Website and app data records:
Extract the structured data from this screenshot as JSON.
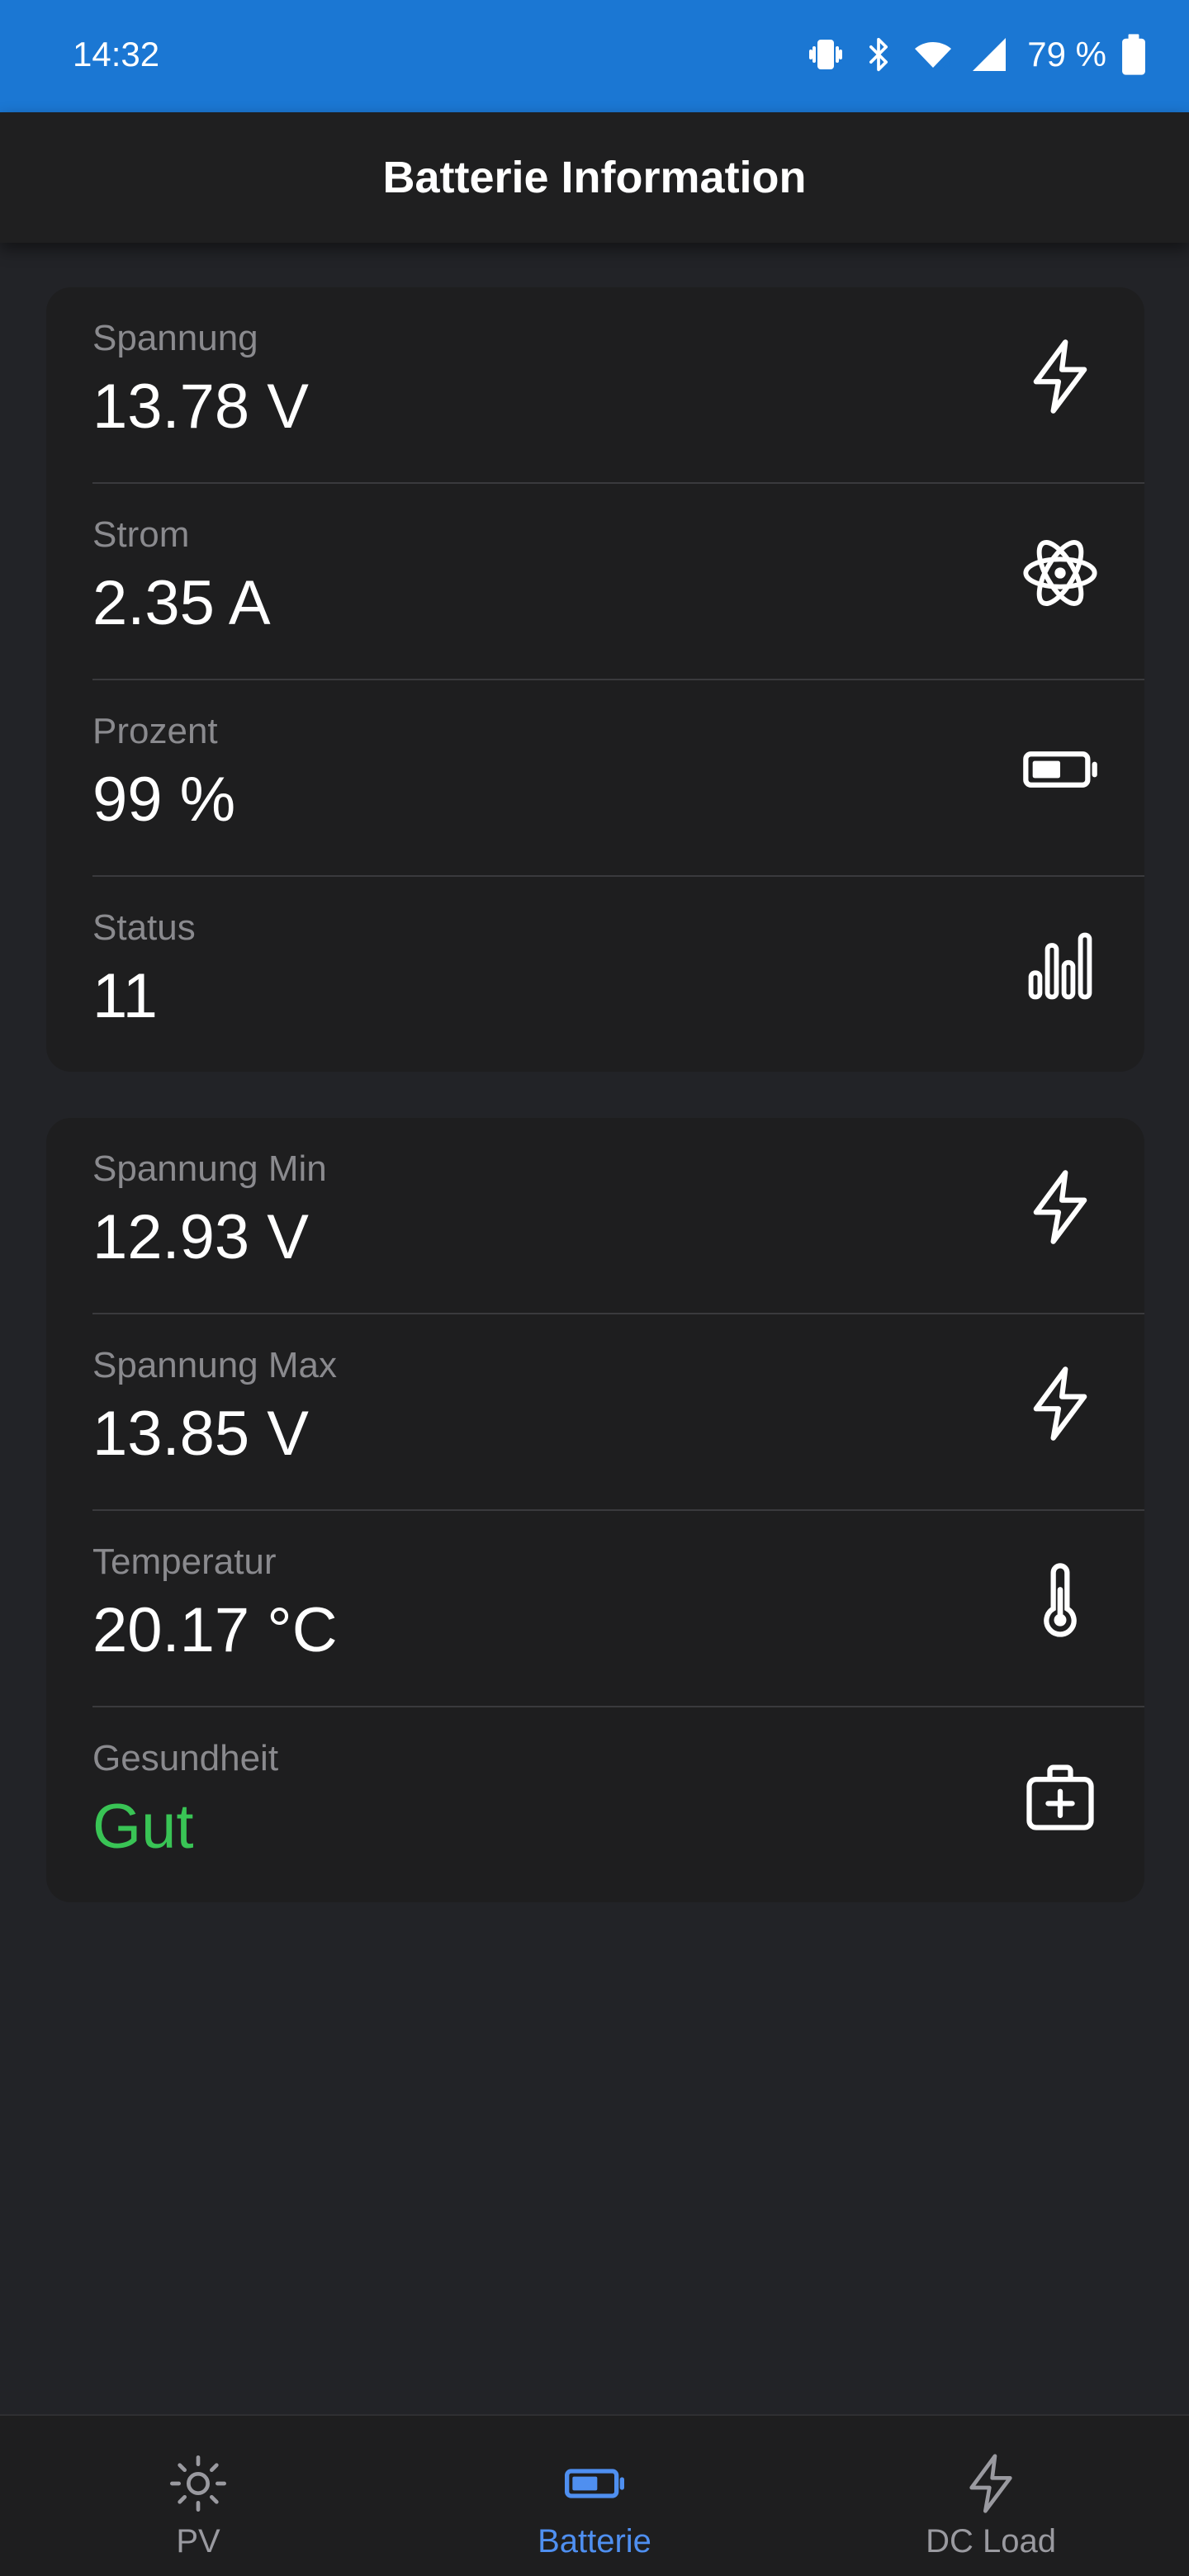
{
  "status_bar": {
    "time": "14:32",
    "battery_text": "79 %",
    "icons": [
      "vibrate-icon",
      "bluetooth-icon",
      "wifi-icon",
      "signal-icon",
      "battery-icon"
    ]
  },
  "app_bar": {
    "title": "Batterie Information"
  },
  "card_primary": {
    "rows": [
      {
        "label": "Spannung",
        "value": "13.78 V",
        "icon": "lightning-icon"
      },
      {
        "label": "Strom",
        "value": "2.35 A",
        "icon": "atom-icon"
      },
      {
        "label": "Prozent",
        "value": "99 %",
        "icon": "battery-level-icon"
      },
      {
        "label": "Status",
        "value": "11",
        "icon": "bar-chart-icon"
      }
    ]
  },
  "card_secondary": {
    "rows": [
      {
        "label": "Spannung Min",
        "value": "12.93 V",
        "icon": "lightning-icon"
      },
      {
        "label": "Spannung Max",
        "value": "13.85 V",
        "icon": "lightning-icon"
      },
      {
        "label": "Temperatur",
        "value": "20.17 °C",
        "icon": "thermometer-icon"
      },
      {
        "label": "Gesundheit",
        "value": "Gut",
        "icon": "first-aid-icon"
      }
    ]
  },
  "bottom_nav": {
    "items": [
      {
        "label": "PV",
        "icon": "sun-icon",
        "active": false
      },
      {
        "label": "Batterie",
        "icon": "battery-icon",
        "active": true
      },
      {
        "label": "DC Load",
        "icon": "lightning-icon",
        "active": false
      }
    ]
  },
  "colors": {
    "status_bar": "#1b77d3",
    "background": "#222327",
    "card": "#1e1e1f",
    "accent": "#4f8ff0",
    "good": "#39c455"
  }
}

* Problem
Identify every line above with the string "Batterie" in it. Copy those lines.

* Reply to the task
    "title": "Batterie Information"
        "label": "Batterie",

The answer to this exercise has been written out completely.